5 steps in responding to sales objections and questions

This five-step model approach in responding to objections and questions: Explore, Listen Well, Restate (if appropriate), Respond, then Move on.

1.    Explore. Ask questions to get the person talking about what they really mean by the objection, and why it's important to them.  (Why do you feel that way? will do if nothing better comes to mind.)

2.    Listen well to their response.  You may have heard this objection a dozen times already this week, but this person may put a different twist on it.  Don't be too quick in cutting off the

Prospect's response in order to interject your response.  The more you know about the Prospect's needs and mindset the better you can target your response.  Sometimes, the Prospect will actually respond to her own concern, and say something like, Never mind, I think I've answered myself. That's really not so important, after all.

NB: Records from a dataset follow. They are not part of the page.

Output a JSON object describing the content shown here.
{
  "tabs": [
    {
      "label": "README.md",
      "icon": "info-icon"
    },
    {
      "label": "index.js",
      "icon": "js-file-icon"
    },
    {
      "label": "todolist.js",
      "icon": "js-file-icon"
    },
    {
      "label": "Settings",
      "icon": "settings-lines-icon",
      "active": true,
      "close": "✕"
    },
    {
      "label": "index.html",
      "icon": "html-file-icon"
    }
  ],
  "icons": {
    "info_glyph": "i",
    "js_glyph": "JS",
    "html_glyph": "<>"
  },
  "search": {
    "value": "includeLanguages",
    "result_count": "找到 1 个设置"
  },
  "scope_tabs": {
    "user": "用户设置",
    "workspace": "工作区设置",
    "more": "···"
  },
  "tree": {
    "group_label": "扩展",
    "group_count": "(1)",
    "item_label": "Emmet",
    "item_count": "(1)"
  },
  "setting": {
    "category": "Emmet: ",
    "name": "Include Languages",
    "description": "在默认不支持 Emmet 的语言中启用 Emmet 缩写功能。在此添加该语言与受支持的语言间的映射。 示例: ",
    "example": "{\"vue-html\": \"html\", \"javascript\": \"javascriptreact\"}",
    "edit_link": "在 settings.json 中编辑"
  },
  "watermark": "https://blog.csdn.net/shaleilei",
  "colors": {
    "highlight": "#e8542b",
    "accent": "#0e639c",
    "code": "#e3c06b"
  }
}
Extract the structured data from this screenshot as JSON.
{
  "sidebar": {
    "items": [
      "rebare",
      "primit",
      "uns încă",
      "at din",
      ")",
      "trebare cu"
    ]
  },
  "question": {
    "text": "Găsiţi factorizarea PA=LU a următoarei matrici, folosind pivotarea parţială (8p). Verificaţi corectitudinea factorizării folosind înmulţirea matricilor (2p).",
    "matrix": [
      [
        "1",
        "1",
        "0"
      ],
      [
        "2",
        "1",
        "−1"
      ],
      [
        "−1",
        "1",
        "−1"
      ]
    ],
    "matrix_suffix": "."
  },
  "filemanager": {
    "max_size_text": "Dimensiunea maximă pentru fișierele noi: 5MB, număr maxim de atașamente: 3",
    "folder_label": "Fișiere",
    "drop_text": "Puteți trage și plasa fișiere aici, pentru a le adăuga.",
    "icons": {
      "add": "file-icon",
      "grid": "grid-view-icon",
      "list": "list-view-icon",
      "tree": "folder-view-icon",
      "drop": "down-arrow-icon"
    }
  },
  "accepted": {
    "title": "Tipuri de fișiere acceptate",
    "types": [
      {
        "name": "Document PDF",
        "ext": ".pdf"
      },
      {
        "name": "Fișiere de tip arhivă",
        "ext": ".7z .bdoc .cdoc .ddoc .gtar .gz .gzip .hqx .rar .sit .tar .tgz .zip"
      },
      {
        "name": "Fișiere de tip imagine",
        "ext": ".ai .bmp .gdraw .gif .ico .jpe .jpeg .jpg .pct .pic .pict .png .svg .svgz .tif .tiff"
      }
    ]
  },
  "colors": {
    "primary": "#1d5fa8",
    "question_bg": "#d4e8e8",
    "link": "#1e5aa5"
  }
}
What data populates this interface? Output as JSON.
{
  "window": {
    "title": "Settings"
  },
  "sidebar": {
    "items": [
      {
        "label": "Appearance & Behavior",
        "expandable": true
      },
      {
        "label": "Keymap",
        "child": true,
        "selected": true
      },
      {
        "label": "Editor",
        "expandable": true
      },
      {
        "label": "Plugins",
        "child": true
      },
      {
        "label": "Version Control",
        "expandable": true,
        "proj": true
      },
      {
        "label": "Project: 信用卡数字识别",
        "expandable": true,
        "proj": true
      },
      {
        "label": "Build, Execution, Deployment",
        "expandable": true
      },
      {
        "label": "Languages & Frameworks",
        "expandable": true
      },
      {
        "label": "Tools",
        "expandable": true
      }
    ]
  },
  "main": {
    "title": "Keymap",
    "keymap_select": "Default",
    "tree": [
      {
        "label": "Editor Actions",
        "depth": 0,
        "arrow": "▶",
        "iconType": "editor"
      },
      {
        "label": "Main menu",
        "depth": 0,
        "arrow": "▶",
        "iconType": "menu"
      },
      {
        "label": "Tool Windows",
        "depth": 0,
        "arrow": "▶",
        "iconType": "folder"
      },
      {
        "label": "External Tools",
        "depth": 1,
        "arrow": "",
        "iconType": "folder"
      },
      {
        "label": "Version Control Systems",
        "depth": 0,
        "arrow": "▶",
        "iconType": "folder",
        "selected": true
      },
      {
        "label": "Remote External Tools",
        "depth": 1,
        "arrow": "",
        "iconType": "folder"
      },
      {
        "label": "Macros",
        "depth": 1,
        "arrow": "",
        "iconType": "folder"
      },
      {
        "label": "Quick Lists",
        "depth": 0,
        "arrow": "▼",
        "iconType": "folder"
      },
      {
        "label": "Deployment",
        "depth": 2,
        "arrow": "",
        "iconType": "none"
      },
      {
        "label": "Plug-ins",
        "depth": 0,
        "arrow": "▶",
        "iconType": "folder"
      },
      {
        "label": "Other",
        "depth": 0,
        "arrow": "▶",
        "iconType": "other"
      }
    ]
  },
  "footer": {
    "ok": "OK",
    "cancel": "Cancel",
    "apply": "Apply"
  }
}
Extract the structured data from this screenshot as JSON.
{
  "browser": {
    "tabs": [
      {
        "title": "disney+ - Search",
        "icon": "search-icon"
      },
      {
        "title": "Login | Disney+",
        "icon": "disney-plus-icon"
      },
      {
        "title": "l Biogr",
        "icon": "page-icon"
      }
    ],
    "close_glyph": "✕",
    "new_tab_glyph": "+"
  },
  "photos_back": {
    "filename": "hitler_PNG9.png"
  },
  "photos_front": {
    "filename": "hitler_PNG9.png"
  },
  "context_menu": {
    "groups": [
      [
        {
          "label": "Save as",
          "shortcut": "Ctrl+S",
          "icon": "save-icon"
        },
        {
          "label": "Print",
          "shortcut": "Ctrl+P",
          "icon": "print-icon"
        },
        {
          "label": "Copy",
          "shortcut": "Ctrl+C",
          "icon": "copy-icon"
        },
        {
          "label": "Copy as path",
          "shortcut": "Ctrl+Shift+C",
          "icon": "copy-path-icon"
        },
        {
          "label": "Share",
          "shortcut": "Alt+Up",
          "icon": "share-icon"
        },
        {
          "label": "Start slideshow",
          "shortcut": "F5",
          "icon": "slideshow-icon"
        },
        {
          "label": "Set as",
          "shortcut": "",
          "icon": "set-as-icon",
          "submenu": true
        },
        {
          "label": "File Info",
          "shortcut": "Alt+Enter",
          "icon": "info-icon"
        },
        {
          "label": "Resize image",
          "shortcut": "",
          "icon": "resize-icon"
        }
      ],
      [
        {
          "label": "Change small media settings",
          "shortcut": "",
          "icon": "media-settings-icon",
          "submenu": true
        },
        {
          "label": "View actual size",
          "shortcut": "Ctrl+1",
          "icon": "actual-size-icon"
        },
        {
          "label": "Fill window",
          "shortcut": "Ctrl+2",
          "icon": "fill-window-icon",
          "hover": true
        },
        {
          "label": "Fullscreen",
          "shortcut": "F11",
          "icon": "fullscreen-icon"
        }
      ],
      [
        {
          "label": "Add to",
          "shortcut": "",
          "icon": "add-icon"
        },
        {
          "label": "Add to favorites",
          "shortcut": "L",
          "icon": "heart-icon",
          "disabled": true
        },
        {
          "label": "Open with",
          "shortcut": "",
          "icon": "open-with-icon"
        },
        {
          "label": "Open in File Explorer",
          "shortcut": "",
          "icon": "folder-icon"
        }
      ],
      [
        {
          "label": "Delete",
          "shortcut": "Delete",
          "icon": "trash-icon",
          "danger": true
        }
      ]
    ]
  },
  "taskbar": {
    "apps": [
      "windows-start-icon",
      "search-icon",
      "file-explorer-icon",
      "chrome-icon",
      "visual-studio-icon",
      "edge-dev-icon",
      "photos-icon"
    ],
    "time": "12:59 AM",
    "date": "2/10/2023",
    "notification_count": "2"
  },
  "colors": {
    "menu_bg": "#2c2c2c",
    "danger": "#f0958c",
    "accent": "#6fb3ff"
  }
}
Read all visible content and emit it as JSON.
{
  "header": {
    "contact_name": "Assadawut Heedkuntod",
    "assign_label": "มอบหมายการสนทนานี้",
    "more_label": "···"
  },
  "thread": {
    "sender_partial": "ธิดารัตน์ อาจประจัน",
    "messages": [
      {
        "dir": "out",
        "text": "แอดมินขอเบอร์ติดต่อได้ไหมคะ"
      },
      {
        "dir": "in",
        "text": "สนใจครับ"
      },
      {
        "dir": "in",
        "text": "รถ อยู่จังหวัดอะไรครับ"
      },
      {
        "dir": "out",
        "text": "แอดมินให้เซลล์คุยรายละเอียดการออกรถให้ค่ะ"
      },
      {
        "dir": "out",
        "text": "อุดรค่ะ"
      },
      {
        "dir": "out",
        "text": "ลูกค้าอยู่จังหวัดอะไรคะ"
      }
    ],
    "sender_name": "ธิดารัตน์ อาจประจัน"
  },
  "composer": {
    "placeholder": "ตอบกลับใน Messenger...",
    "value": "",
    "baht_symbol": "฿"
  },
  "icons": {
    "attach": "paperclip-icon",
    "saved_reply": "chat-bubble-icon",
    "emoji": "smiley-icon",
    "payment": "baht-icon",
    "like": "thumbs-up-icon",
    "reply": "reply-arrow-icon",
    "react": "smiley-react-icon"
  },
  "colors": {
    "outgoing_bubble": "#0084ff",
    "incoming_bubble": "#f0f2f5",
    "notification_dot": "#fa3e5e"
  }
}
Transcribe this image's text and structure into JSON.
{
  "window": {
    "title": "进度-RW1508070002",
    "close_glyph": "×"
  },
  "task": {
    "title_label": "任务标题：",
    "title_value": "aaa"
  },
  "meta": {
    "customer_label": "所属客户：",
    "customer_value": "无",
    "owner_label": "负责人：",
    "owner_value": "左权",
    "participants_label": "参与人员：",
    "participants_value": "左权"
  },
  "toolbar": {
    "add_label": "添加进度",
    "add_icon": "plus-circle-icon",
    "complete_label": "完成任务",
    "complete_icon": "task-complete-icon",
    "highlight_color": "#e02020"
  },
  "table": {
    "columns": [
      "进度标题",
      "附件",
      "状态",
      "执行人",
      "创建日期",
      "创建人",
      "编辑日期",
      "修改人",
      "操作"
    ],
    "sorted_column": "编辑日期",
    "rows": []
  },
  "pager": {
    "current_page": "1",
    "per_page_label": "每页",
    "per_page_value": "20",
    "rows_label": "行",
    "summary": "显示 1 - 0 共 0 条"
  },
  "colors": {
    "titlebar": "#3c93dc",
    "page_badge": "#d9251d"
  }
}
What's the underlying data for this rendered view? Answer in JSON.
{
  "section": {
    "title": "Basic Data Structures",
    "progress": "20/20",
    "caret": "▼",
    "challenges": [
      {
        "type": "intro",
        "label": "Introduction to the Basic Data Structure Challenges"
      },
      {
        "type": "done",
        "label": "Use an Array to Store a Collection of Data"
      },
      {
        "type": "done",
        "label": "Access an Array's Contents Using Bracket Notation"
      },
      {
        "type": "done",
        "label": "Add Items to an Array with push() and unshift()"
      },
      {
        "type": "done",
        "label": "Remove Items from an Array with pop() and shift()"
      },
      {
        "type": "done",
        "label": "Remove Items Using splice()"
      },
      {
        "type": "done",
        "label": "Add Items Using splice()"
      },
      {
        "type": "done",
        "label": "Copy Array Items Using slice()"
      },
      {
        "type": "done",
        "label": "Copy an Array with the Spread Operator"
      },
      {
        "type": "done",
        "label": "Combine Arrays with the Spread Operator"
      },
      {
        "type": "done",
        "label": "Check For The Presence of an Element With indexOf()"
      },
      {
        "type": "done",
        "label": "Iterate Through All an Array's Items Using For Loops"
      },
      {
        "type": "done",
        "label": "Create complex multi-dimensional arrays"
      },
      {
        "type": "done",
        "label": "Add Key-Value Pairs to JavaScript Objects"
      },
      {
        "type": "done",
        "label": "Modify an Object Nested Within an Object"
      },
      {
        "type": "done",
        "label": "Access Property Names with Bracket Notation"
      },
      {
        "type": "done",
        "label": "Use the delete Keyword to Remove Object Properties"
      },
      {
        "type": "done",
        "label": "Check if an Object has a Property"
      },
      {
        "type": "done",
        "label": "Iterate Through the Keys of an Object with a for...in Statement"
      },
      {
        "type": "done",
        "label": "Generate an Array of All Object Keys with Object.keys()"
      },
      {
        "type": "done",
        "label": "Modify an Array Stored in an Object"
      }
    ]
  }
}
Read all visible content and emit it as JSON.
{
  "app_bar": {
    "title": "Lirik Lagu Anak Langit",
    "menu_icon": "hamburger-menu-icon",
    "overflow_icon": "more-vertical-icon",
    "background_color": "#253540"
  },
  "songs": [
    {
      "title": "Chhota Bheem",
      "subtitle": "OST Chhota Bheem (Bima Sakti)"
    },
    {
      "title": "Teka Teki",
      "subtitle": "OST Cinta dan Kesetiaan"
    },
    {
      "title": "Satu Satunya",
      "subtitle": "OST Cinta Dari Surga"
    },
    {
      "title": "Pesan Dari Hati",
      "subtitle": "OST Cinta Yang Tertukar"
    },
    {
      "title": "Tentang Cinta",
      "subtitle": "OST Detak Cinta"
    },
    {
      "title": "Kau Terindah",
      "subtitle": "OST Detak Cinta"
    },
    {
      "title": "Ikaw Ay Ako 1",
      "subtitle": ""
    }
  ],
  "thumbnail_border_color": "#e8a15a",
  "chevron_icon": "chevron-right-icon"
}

3.    Restate, if appropriate.  In many cases, it can be helpful to both yourself and the Prospect to paraphrase your  understanding of the core of the Prospect's response.  For one thing, it forces you to listen closely, so you can restate it clearly. Second, it forces the Prospect to listen to you in turn, to ensure that your restatement is accurate.  Further, in some cases, by restating, you may be able to defuse, or take the edge off, the customer's concern.

4.    Respond to what they have actually said
.  There may be a deeper meaning behind the objection, so focus on that. Example

    “You say that your firm has already tried using consultants, and isn't interested.  But I'm picking up a deeper message  that your dissatisfaction was with the work of one particular consulting  firm that didn't work out for you.  I'd like to explain how  . . .”

5.    Move on from there; don't get bogged down in your response.  Respond to the objection, then go on with your sales call.

    If you say too much in response to an objection, you may blow it up into something larger and more significant than the Prospect originally had in mind.  If you bog down on it, repeating and elaborating your reaction, the Prospect will think this really must be a major concern, and take that as a reason not to buy.

    Conversely, if you treat the objection as a small issue not very important, you are send  the subliminal message is that it is just that— minor, not a significant concern, not an issue that could possibly stop the sale. 


The content in this post has been adapted from my books,  Selling 101 and Sales Training Tutorials.    They are available in various e-book and paper editions; see the side-bar here.